The house at 780 Harbor Road in the Southport section of Fairfield was built circa 1830 by Walter Perry (1770-1837) for his son Gurdon Perry (1807-1869). The Perry family were ship owners and merchants and Walter Perry owned Southport’s waterfront district. While typical of the large homes of wealthy merchants of the time, the house was built when Southport was just about to experience two decades of phenomenal growth as a shipping port. Merchants in Southport would soon be constructing even grander residences with greater architectural ambitions.
The house at 1062 Worthington Ridge in Berlin is known as the David Sage House in the nomination for the Worthington Ridge Historic District. It is also known as the George Porter House. Built c. 1770, it has elaborate Georgian detailing on its front facade. Among its residents were Dr. Josiah Meigs Ward. In 1825, Berlin suffered an epidemic of the Spotted Fever. As related in Catharine M. North’s History of Berlin (1916):
Dr. Josiah M. Ward was then in his prime, and he had sixty cases of the typhoid on his hands. Day and night he rode and visited his patients until he was so exhausted that he would sleep anywhere, even on horseback. Parson Graves and his family in Westfield were all down with the fever, and it was while in attendance there that Dr. Ward fell asleep on the steps of the church opposite the house. He awoke in a chill—the precursor of the fever, from which in his worn condition he could not rally. He died August 25, 1823, at the age of forty-three. Mrs. Ward and three of their children took the fever. One morning the clock struck eight and the children did not come down to breakfast. Diadema, a half sister, went to the chamber and said, “It is late, you must get up.” She lifted the little Samuel, four years old, and carried him down the stairs, in her arms. On the way he spat on the floor, and Diadema reproved him. The children were never allowed to do such a thing as that in the house.
In was the beginning of the sickness. In twenty-four hours the child was dead. Mary was sick two days and died. Laura’s fever ran two or three weeks and she recovered. The mother was restored to health after a second attack of the disease.
In the late nineteenth century, the house was owned by Burr Kellog Fields (1856-1898), a civil engineer who graduated from the Sheffield Scientific School of Yale University in 1877. According to his obituary in the Proceedings of the American Society of Civil Engineers, Vol. XXIV, No. 8 (October 1898):

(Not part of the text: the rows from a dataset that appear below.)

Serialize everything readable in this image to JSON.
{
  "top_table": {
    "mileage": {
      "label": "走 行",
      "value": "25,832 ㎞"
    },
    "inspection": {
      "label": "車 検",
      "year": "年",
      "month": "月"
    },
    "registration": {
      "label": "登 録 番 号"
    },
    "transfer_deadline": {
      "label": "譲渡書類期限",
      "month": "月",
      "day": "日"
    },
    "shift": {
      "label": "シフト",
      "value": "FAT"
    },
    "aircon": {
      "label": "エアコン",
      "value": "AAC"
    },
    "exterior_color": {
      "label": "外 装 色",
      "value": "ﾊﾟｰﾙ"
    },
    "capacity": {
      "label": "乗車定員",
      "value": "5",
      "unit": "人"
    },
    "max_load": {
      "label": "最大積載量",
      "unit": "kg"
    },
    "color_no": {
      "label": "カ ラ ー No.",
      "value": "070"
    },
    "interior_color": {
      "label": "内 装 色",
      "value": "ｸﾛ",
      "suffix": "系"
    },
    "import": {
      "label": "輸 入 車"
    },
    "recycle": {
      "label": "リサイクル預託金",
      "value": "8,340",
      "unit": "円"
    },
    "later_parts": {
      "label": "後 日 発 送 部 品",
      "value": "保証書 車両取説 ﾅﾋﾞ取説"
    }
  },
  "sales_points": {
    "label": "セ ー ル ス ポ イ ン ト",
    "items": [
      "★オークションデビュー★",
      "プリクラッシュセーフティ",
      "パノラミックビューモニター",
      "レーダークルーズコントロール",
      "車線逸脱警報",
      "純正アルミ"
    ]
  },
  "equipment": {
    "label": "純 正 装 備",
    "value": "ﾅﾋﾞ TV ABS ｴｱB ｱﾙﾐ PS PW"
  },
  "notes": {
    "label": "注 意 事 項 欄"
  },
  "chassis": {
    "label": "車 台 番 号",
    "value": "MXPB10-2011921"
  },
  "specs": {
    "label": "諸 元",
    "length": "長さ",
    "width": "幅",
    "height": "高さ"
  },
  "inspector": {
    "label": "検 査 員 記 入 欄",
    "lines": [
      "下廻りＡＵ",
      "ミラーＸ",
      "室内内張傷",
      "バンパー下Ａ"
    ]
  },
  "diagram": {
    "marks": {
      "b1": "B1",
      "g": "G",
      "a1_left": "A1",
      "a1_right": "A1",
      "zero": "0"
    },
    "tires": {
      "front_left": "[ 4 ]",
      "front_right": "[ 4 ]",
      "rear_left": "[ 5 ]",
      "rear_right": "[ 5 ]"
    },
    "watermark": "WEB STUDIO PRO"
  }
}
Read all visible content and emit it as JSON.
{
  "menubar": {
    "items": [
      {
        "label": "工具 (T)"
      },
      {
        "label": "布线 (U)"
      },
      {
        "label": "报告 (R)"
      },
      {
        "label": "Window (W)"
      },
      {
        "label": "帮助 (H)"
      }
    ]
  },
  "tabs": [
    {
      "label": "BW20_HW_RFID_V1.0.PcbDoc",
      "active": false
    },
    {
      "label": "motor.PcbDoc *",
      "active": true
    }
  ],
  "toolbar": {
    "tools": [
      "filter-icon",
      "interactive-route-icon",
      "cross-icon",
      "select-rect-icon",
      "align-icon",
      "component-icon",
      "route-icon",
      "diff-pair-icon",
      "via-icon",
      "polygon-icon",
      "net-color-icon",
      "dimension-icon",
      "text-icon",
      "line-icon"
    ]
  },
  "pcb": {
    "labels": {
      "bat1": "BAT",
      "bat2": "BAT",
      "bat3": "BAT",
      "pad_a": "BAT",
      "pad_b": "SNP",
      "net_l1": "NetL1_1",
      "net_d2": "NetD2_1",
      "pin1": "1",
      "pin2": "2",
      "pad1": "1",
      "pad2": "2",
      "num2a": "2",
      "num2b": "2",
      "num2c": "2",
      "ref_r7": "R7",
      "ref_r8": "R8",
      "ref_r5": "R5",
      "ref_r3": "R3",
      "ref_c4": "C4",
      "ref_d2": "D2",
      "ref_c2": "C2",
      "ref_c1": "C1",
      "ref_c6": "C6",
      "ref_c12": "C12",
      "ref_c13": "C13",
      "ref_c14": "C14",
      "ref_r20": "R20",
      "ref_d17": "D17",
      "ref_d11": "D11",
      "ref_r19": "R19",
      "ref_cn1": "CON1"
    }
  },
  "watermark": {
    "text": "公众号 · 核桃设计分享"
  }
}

in 1886 Mr. Field accepted an appointment as Assistant Engineer of the Berlin Iron Bridge Company, of East Berlin, Conn. His advancement with this company was very rapid, and at the time of his death he occupied the important position of Vice-President, having full charge of the making of all contracts. During Mr. Field’s connection with this company its business was much extended, and its product introduced into all parts of the world. In achieving this Mr. Field had no small part, and his death has been a severe loss, not only to the company, but also to his associates.